======== RECORD EXTRACTS

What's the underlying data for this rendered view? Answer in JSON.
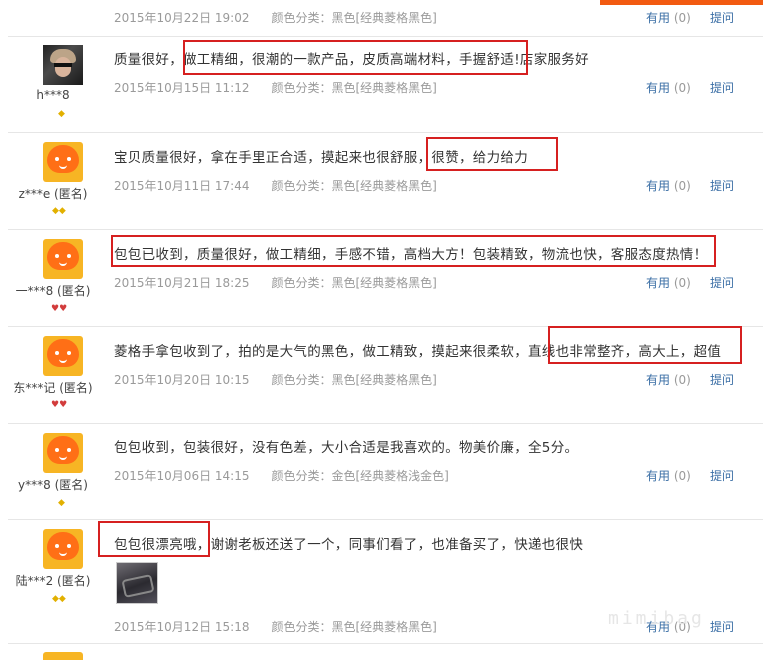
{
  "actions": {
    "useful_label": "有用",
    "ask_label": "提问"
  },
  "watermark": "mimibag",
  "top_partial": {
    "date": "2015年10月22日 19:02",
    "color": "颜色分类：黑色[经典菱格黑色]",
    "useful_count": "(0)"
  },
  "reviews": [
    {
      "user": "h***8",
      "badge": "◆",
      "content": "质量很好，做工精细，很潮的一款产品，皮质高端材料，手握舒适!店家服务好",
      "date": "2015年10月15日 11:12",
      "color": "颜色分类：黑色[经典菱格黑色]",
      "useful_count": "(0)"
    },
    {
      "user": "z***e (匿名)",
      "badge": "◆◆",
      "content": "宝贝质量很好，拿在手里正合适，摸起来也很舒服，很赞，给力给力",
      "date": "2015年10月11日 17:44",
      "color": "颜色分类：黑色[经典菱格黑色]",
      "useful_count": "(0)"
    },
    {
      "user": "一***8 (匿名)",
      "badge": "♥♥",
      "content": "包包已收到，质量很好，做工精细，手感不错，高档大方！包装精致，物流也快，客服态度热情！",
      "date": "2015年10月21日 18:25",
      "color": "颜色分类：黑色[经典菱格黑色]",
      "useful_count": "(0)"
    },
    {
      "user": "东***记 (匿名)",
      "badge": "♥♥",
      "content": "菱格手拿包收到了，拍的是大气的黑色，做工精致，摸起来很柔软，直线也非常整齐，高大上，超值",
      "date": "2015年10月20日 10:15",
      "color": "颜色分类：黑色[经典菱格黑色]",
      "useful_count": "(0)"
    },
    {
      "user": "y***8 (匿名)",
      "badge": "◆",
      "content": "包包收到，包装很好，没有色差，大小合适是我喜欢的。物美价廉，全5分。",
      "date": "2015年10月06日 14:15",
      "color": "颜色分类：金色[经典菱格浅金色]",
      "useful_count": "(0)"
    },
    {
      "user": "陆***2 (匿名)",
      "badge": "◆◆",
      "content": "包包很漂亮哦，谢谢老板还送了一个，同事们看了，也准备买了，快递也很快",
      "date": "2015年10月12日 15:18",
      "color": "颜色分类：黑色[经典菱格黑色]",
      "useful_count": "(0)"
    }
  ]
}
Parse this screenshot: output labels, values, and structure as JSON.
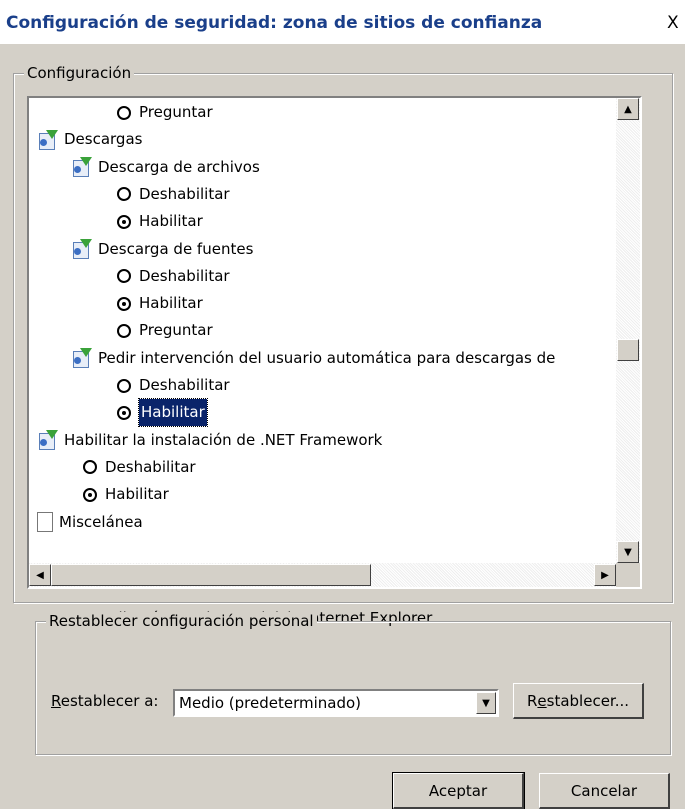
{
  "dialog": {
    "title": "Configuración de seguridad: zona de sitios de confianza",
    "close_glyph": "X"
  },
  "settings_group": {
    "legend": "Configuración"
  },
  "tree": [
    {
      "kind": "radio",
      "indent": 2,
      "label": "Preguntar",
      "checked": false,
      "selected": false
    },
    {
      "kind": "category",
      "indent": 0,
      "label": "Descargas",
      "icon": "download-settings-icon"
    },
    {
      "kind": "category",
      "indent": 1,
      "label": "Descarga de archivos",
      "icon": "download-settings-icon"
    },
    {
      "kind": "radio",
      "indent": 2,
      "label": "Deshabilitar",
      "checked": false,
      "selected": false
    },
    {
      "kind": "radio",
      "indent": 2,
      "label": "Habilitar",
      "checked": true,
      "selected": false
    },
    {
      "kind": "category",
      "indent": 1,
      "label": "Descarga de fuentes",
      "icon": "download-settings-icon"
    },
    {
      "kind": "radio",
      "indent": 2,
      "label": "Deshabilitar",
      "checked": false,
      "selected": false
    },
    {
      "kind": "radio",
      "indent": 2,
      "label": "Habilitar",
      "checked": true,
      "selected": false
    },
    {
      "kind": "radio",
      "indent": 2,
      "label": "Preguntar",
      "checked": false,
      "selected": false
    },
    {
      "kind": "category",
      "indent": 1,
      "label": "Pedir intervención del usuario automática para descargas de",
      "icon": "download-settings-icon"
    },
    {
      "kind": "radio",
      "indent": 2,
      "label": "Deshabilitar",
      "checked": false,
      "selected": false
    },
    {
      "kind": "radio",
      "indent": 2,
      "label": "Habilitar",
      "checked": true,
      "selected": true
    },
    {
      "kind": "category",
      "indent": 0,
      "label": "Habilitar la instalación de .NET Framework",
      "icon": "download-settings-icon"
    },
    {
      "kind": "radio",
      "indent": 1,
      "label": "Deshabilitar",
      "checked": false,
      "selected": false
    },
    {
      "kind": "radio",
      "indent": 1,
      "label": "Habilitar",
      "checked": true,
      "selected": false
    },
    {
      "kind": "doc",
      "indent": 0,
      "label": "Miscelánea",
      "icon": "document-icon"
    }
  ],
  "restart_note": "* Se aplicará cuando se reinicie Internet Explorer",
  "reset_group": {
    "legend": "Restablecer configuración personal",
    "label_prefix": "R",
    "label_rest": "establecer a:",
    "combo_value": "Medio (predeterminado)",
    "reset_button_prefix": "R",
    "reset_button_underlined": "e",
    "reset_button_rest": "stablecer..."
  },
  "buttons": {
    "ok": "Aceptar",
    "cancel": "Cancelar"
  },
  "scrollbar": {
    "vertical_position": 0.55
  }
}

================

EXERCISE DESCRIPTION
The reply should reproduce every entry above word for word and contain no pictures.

WRITTEN ANSWER
What's the underlying data for this rendered view? Answer in JSON.
{
  "actions": {
    "useful_label": "有用",
    "ask_label": "提问"
  },
  "watermark": "mimibag",
  "top_partial": {
    "date": "2015年10月22日 19:02",
    "color": "颜色分类：黑色[经典菱格黑色]",
    "useful_count": "(0)"
  },
  "reviews": [
    {
      "user": "h***8",
      "badge": "◆",
      "content": "质量很好，做工精细，很潮的一款产品，皮质高端材料，手握舒适!店家服务好",
      "date": "2015年10月15日 11:12",
      "color": "颜色分类：黑色[经典菱格黑色]",
      "useful_count": "(0)"
    },
    {
      "user": "z***e (匿名)",
      "badge": "◆◆",
      "content": "宝贝质量很好，拿在手里正合适，摸起来也很舒服，很赞，给力给力",
      "date": "2015年10月11日 17:44",
      "color": "颜色分类：黑色[经典菱格黑色]",
      "useful_count": "(0)"
    },
    {
      "user": "一***8 (匿名)",
      "badge": "♥♥",
      "content": "包包已收到，质量很好，做工精细，手感不错，高档大方！包装精致，物流也快，客服态度热情！",
      "date": "2015年10月21日 18:25",
      "color": "颜色分类：黑色[经典菱格黑色]",
      "useful_count": "(0)"
    },
    {
      "user": "东***记 (匿名)",
      "badge": "♥♥",
      "content": "菱格手拿包收到了，拍的是大气的黑色，做工精致，摸起来很柔软，直线也非常整齐，高大上，超值",
      "date": "2015年10月20日 10:15",
      "color": "颜色分类：黑色[经典菱格黑色]",
      "useful_count": "(0)"
    },
    {
      "user": "y***8 (匿名)",
      "badge": "◆",
      "content": "包包收到，包装很好，没有色差，大小合适是我喜欢的。物美价廉，全5分。",
      "date": "2015年10月06日 14:15",
      "color": "颜色分类：金色[经典菱格浅金色]",
      "useful_count": "(0)"
    },
    {
      "user": "陆***2 (匿名)",
      "badge": "◆◆",
      "content": "包包很漂亮哦，谢谢老板还送了一个，同事们看了，也准备买了，快递也很快",
      "date": "2015年10月12日 15:18",
      "color": "颜色分类：黑色[经典菱格黑色]",
      "useful_count": "(0)"
    }
  ]
}
Parse this screenshot: output labels, values, and structure as JSON.
{
  "dialog": {
    "title": "Configuración de seguridad: zona de sitios de confianza",
    "close_glyph": "X"
  },
  "settings_group": {
    "legend": "Configuración"
  },
  "tree": [
    {
      "kind": "radio",
      "indent": 2,
      "label": "Preguntar",
      "checked": false,
      "selected": false
    },
    {
      "kind": "category",
      "indent": 0,
      "label": "Descargas",
      "icon": "download-settings-icon"
    },
    {
      "kind": "category",
      "indent": 1,
      "label": "Descarga de archivos",
      "icon": "download-settings-icon"
    },
    {
      "kind": "radio",
      "indent": 2,
      "label": "Deshabilitar",
      "checked": false,
      "selected": false
    },
    {
      "kind": "radio",
      "indent": 2,
      "label": "Habilitar",
      "checked": true,
      "selected": false
    },
    {
      "kind": "category",
      "indent": 1,
      "label": "Descarga de fuentes",
      "icon": "download-settings-icon"
    },
    {
      "kind": "radio",
      "indent": 2,
      "label": "Deshabilitar",
      "checked": false,
      "selected": false
    },
    {
      "kind": "radio",
      "indent": 2,
      "label": "Habilitar",
      "checked": true,
      "selected": false
    },
    {
      "kind": "radio",
      "indent": 2,
      "label": "Preguntar",
      "checked": false,
      "selected": false
    },
    {
      "kind": "category",
      "indent": 1,
      "label": "Pedir intervención del usuario automática para descargas de",
      "icon": "download-settings-icon"
    },
    {
      "kind": "radio",
      "indent": 2,
      "label": "Deshabilitar",
      "checked": false,
      "selected": false
    },
    {
      "kind": "radio",
      "indent": 2,
      "label": "Habilitar",
      "checked": true,
      "selected": true
    },
    {
      "kind": "category",
      "indent": 0,
      "label": "Habilitar la instalación de .NET Framework",
      "icon": "download-settings-icon"
    },
    {
      "kind": "radio",
      "indent": 1,
      "label": "Deshabilitar",
      "checked": false,
      "selected": false
    },
    {
      "kind": "radio",
      "indent": 1,
      "label": "Habilitar",
      "checked": true,
      "selected": false
    },
    {
      "kind": "doc",
      "indent": 0,
      "label": "Miscelánea",
      "icon": "document-icon"
    }
  ],
  "restart_note": "* Se aplicará cuando se reinicie Internet Explorer",
  "reset_group": {
    "legend": "Restablecer configuración personal",
    "label_prefix": "R",
    "label_rest": "establecer a:",
    "combo_value": "Medio (predeterminado)",
    "reset_button_prefix": "R",
    "reset_button_underlined": "e",
    "reset_button_rest": "stablecer..."
  },
  "buttons": {
    "ok": "Aceptar",
    "cancel": "Cancelar"
  },
  "scrollbar": {
    "vertical_position": 0.55
  }
}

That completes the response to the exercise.